Space is overly abundant and adventure is waiting to be discovered across 95,000 square miles of wildlife reserves. As one of the premier big game viewing venues in the world, Tanzania's national park, the Serengeti, is the stage for the annual wildebeest migration phenomenon across the plains to return to the Masai Mara. Lionesses stalking their prey in the grassy plains of the Selous Game Reserve give the impression that you are part of the documentary film. And exquisite bird watching opportunities of Lake Manyara leave you with an unsurpassed view of nature in its truest and rarest form.
Tanzania is home to extraordinary terrain diversity. Mt. Kilimanjaro (19,340 ft high), the highest peak on the continent, ironically shadows the Ngorongoro Crater (over 2,000 ft deep), the unique, biodiverse amphitheatre. Lake Victoria, the largest lake in Africa, is positioned just to the northwest. Completing the diversity are the "Spice Islands" off Tanzania's coast, collectively known as Zanzibar.
Tanzania has also been called the cradle of mankind. Early hominid footprints, an estimated 3.5 million years old, were discovered at Laetoli. Olduvai Gorge is home to a 1.7 million year old Zinjanthropus Boisei skull, found by archeologists.
The complete African safari experience is truly captured in game reserves and national parks such as the Serengeti, the annual setting of the wondrous wildebeest migration, the Selous Game Reserve, the vast and least well known park, and the amazing array of birdlife at Lake Manyara.
Culture & People
Over 100 different tribal groups inhabit the lands of Tanzania. Most of the peoples are of Bantu origin. The major non-Bantu people on the mainland are the Maasai (Nilotic speakers) who inhabit the north-eastern section of the country.
The Arabian influence on Zanzibar and Pemba, is evident in the inhabitants, who are a mix of Shirazia (from Persia), Arabs, Comorians (from the Comoros Islands) and Bantu (African mainland). Asians constitute a minority
Swahili and English are the official Languages of Tanzania. Commerce principally uses the English language. There are also many local African tongues, further emphasizing the tribal diversity of the country. Outside the cities and towns, far fewer local people speak English. The Swahili language is spoken on Zanzibar and represents a much purer form than spoken in other parts of the country.

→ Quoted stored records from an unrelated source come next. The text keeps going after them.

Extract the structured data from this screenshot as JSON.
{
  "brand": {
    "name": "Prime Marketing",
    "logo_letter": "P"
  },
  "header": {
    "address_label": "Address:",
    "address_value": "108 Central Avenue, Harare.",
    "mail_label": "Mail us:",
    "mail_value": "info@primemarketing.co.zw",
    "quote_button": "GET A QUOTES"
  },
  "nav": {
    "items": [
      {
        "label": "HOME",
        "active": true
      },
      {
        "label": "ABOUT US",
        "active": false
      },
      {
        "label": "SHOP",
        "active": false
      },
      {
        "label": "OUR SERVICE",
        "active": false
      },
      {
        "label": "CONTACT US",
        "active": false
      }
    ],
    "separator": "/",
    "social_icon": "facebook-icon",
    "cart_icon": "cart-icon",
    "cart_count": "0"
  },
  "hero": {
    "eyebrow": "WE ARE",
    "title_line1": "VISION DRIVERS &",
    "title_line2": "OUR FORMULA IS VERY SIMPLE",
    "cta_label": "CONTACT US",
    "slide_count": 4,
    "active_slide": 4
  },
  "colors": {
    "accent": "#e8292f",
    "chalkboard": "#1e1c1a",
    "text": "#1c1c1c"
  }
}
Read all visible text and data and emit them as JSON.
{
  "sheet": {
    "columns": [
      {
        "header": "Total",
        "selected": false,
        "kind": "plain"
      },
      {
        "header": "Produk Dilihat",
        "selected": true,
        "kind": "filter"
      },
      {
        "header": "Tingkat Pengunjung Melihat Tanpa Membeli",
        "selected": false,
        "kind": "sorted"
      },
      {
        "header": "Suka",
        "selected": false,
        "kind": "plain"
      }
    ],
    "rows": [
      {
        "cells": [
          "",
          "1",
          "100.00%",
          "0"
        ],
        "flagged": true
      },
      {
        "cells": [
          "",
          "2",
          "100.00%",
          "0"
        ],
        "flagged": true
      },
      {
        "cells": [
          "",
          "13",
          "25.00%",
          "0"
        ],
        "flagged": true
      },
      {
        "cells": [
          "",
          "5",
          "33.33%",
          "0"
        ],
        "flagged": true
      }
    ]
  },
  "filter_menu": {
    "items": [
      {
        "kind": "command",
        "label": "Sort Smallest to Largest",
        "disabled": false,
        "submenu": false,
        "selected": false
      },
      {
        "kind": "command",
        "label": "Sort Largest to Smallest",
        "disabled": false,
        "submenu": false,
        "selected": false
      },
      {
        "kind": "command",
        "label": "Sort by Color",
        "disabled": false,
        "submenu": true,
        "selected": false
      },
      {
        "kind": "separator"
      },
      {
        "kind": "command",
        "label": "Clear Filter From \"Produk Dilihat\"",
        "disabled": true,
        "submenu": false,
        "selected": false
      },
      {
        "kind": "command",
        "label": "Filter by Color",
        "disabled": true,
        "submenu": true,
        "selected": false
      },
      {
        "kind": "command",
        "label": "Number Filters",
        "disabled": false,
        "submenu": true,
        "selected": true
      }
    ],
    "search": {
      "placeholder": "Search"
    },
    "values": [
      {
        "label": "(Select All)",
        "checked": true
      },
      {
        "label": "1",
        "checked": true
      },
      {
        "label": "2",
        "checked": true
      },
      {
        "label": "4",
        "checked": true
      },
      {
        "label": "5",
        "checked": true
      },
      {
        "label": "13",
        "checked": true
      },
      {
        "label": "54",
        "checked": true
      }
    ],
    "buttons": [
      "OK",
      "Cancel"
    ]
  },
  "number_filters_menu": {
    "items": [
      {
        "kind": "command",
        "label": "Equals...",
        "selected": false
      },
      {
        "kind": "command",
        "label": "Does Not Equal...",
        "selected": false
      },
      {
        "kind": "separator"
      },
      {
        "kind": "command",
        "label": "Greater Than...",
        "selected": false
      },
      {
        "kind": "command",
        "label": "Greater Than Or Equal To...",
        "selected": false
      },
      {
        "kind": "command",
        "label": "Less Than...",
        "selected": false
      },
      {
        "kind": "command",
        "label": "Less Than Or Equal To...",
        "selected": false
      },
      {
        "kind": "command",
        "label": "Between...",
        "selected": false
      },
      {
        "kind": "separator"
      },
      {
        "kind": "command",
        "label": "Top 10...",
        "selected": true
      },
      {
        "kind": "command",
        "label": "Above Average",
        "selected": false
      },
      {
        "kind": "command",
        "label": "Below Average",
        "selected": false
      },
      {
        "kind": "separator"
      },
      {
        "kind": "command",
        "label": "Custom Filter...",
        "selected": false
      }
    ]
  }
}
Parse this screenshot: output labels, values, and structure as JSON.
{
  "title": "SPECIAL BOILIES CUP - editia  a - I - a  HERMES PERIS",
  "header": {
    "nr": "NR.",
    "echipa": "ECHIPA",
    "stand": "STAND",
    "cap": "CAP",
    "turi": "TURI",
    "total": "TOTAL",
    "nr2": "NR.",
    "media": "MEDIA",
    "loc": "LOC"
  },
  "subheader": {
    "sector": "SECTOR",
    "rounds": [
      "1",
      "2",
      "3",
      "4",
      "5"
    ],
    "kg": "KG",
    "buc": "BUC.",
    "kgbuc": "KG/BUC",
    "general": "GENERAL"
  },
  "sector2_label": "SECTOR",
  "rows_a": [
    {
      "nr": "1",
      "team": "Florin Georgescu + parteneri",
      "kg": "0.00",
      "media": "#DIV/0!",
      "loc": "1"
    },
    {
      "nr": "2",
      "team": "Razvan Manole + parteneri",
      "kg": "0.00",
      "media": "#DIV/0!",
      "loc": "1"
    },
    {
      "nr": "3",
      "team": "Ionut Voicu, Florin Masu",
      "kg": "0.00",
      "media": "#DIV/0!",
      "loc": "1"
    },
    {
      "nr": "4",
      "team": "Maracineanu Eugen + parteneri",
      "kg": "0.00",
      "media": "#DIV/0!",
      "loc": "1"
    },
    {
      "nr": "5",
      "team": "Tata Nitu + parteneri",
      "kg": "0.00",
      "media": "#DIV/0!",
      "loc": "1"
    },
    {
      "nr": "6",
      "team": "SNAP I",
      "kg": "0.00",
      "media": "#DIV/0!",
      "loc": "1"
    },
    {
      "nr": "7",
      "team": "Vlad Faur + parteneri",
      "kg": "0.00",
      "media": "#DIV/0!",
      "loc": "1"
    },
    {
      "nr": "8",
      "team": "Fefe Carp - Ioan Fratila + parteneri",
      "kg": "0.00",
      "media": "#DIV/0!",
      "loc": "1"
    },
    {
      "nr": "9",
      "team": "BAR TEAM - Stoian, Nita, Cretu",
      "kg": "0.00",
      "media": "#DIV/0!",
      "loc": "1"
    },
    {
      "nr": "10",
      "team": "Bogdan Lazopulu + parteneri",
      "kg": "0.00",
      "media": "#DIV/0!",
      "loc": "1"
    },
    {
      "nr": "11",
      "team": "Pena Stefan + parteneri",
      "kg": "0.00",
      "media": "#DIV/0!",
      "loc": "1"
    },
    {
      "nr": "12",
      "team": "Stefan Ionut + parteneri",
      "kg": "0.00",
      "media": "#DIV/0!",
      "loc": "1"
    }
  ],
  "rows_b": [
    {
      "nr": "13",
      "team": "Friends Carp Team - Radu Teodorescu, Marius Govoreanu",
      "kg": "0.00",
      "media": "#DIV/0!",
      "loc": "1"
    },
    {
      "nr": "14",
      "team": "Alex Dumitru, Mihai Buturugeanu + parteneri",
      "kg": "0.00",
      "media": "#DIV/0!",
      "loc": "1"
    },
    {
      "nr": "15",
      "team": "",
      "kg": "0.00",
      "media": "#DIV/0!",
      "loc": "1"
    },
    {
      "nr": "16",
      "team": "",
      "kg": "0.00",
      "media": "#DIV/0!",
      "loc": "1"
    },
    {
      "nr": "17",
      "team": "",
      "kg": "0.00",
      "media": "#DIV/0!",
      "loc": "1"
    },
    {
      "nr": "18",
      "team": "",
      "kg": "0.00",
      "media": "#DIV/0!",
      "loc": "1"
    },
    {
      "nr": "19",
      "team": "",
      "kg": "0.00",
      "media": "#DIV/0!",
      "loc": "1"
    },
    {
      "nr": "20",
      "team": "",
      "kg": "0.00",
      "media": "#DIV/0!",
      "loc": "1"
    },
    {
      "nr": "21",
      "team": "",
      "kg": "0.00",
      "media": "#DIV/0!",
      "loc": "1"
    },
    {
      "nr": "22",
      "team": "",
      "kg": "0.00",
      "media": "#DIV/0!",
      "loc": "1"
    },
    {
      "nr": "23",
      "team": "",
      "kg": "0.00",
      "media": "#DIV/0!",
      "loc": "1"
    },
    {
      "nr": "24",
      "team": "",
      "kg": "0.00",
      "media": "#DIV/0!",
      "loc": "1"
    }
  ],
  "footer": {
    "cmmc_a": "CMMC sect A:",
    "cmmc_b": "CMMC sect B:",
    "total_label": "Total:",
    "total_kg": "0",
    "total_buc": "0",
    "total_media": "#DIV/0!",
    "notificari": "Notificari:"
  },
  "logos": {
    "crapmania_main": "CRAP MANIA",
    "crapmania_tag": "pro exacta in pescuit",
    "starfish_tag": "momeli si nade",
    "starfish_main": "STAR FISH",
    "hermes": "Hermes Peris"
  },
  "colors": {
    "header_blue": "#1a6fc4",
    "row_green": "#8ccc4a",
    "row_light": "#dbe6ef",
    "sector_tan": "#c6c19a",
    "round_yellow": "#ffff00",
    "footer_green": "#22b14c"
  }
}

Few places that I know have the same impact; for me, this area within its vastness represents the most special destination. I reach for words: spectacular, thrilling, awesome, beautiful, extraordinary." ~ Richard Leakey, son of pioneering anthropologists Louis and Mary Leakey of the Serengeti